Entries from a dataset of interfaces:

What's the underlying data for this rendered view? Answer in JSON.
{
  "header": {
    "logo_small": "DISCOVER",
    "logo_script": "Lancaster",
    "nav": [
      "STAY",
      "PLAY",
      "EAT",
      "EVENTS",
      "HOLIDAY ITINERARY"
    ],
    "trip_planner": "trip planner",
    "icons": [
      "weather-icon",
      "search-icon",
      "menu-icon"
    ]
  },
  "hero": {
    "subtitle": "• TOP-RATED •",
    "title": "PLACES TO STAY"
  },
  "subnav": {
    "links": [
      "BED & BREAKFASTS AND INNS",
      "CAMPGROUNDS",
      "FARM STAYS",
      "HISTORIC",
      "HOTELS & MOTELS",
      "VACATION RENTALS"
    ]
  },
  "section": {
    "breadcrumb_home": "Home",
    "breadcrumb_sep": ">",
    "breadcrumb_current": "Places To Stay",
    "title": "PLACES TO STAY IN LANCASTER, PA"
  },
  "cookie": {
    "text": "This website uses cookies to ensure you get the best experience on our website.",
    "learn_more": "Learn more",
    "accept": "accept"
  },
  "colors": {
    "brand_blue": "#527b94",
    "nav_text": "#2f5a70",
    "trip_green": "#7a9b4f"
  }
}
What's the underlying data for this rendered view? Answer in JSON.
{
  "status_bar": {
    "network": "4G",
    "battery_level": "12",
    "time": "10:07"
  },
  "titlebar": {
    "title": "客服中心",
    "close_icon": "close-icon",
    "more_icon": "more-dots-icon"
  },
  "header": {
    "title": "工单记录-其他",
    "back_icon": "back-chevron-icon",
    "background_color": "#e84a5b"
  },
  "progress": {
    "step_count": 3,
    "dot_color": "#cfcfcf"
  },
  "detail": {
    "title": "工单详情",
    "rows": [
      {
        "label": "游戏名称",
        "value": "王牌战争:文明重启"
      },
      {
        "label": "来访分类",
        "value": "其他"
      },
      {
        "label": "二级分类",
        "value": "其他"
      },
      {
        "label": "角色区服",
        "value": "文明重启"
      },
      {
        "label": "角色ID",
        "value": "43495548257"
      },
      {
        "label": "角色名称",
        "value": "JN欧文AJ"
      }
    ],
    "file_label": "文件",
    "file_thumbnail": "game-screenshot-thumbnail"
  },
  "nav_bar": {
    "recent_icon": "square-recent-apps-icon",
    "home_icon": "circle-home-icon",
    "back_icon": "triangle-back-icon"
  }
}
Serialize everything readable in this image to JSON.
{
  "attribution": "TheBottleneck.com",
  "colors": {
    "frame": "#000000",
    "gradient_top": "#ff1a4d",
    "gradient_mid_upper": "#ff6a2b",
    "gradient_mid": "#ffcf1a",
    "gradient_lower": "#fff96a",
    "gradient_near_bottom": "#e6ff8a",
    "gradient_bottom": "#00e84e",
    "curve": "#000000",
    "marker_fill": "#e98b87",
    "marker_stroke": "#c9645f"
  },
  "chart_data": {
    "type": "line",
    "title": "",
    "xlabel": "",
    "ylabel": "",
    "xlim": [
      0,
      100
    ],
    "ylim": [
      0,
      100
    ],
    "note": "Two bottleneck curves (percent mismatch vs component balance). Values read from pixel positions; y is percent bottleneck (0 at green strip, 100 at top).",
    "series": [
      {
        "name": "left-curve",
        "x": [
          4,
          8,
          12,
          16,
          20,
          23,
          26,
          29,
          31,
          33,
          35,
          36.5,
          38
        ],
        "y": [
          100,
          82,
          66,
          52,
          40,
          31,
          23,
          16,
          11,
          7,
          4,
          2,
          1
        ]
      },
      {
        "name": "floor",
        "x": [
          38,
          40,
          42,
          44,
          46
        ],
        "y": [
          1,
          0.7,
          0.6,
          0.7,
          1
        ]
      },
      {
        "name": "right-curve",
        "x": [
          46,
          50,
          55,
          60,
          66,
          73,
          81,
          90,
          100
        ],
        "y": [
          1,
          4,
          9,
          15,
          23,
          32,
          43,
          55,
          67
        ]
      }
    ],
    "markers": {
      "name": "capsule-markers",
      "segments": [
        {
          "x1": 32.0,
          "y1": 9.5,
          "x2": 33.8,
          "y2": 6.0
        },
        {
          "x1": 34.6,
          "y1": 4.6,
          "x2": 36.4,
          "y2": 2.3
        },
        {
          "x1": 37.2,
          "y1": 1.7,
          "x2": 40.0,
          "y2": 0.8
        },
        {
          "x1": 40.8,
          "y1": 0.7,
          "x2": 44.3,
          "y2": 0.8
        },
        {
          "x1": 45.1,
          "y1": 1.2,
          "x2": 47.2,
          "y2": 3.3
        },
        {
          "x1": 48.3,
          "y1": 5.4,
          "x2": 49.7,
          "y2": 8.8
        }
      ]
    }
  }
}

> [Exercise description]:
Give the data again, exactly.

> [Exercise answer]:
What's the underlying data for this rendered view? Answer in JSON.
{
  "header": {
    "logo_small": "DISCOVER",
    "logo_script": "Lancaster",
    "nav": [
      "STAY",
      "PLAY",
      "EAT",
      "EVENTS",
      "HOLIDAY ITINERARY"
    ],
    "trip_planner": "trip planner",
    "icons": [
      "weather-icon",
      "search-icon",
      "menu-icon"
    ]
  },
  "hero": {
    "subtitle": "• TOP-RATED •",
    "title": "PLACES TO STAY"
  },
  "subnav": {
    "links": [
      "BED & BREAKFASTS AND INNS",
      "CAMPGROUNDS",
      "FARM STAYS",
      "HISTORIC",
      "HOTELS & MOTELS",
      "VACATION RENTALS"
    ]
  },
  "section": {
    "breadcrumb_home": "Home",
    "breadcrumb_sep": ">",
    "breadcrumb_current": "Places To Stay",
    "title": "PLACES TO STAY IN LANCASTER, PA"
  },
  "cookie": {
    "text": "This website uses cookies to ensure you get the best experience on our website.",
    "learn_more": "Learn more",
    "accept": "accept"
  },
  "colors": {
    "brand_blue": "#527b94",
    "nav_text": "#2f5a70",
    "trip_green": "#7a9b4f"
  }
}
What's the underlying data for this rendered view? Answer in JSON.
{
  "status_bar": {
    "network": "4G",
    "battery_level": "12",
    "time": "10:07"
  },
  "titlebar": {
    "title": "客服中心",
    "close_icon": "close-icon",
    "more_icon": "more-dots-icon"
  },
  "header": {
    "title": "工单记录-其他",
    "back_icon": "back-chevron-icon",
    "background_color": "#e84a5b"
  },
  "progress": {
    "step_count": 3,
    "dot_color": "#cfcfcf"
  },
  "detail": {
    "title": "工单详情",
    "rows": [
      {
        "label": "游戏名称",
        "value": "王牌战争:文明重启"
      },
      {
        "label": "来访分类",
        "value": "其他"
      },
      {
        "label": "二级分类",
        "value": "其他"
      },
      {
        "label": "角色区服",
        "value": "文明重启"
      },
      {
        "label": "角色ID",
        "value": "43495548257"
      },
      {
        "label": "角色名称",
        "value": "JN欧文AJ"
      }
    ],
    "file_label": "文件",
    "file_thumbnail": "game-screenshot-thumbnail"
  },
  "nav_bar": {
    "recent_icon": "square-recent-apps-icon",
    "home_icon": "circle-home-icon",
    "back_icon": "triangle-back-icon"
  }
}
Serialize everything readable in this image to JSON.
{
  "attribution": "TheBottleneck.com",
  "colors": {
    "frame": "#000000",
    "gradient_top": "#ff1a4d",
    "gradient_mid_upper": "#ff6a2b",
    "gradient_mid": "#ffcf1a",
    "gradient_lower": "#fff96a",
    "gradient_near_bottom": "#e6ff8a",
    "gradient_bottom": "#00e84e",
    "curve": "#000000",
    "marker_fill": "#e98b87",
    "marker_stroke": "#c9645f"
  },
  "chart_data": {
    "type": "line",
    "title": "",
    "xlabel": "",
    "ylabel": "",
    "xlim": [
      0,
      100
    ],
    "ylim": [
      0,
      100
    ],
    "note": "Two bottleneck curves (percent mismatch vs component balance). Values read from pixel positions; y is percent bottleneck (0 at green strip, 100 at top).",
    "series": [
      {
        "name": "left-curve",
        "x": [
          4,
          8,
          12,
          16,
          20,
          23,
          26,
          29,
          31,
          33,
          35,
          36.5,
          38
        ],
        "y": [
          100,
          82,
          66,
          52,
          40,
          31,
          23,
          16,
          11,
          7,
          4,
          2,
          1
        ]
      },
      {
        "name": "floor",
        "x": [
          38,
          40,
          42,
          44,
          46
        ],
        "y": [
          1,
          0.7,
          0.6,
          0.7,
          1
        ]
      },
      {
        "name": "right-curve",
        "x": [
          46,
          50,
          55,
          60,
          66,
          73,
          81,
          90,
          100
        ],
        "y": [
          1,
          4,
          9,
          15,
          23,
          32,
          43,
          55,
          67
        ]
      }
    ],
    "markers": {
      "name": "capsule-markers",
      "segments": [
        {
          "x1": 32.0,
          "y1": 9.5,
          "x2": 33.8,
          "y2": 6.0
        },
        {
          "x1": 34.6,
          "y1": 4.6,
          "x2": 36.4,
          "y2": 2.3
        },
        {
          "x1": 37.2,
          "y1": 1.7,
          "x2": 40.0,
          "y2": 0.8
        },
        {
          "x1": 40.8,
          "y1": 0.7,
          "x2": 44.3,
          "y2": 0.8
        },
        {
          "x1": 45.1,
          "y1": 1.2,
          "x2": 47.2,
          "y2": 3.3
        },
        {
          "x1": 48.3,
          "y1": 5.4,
          "x2": 49.7,
          "y2": 8.8
        }
      ]
    }
  }
}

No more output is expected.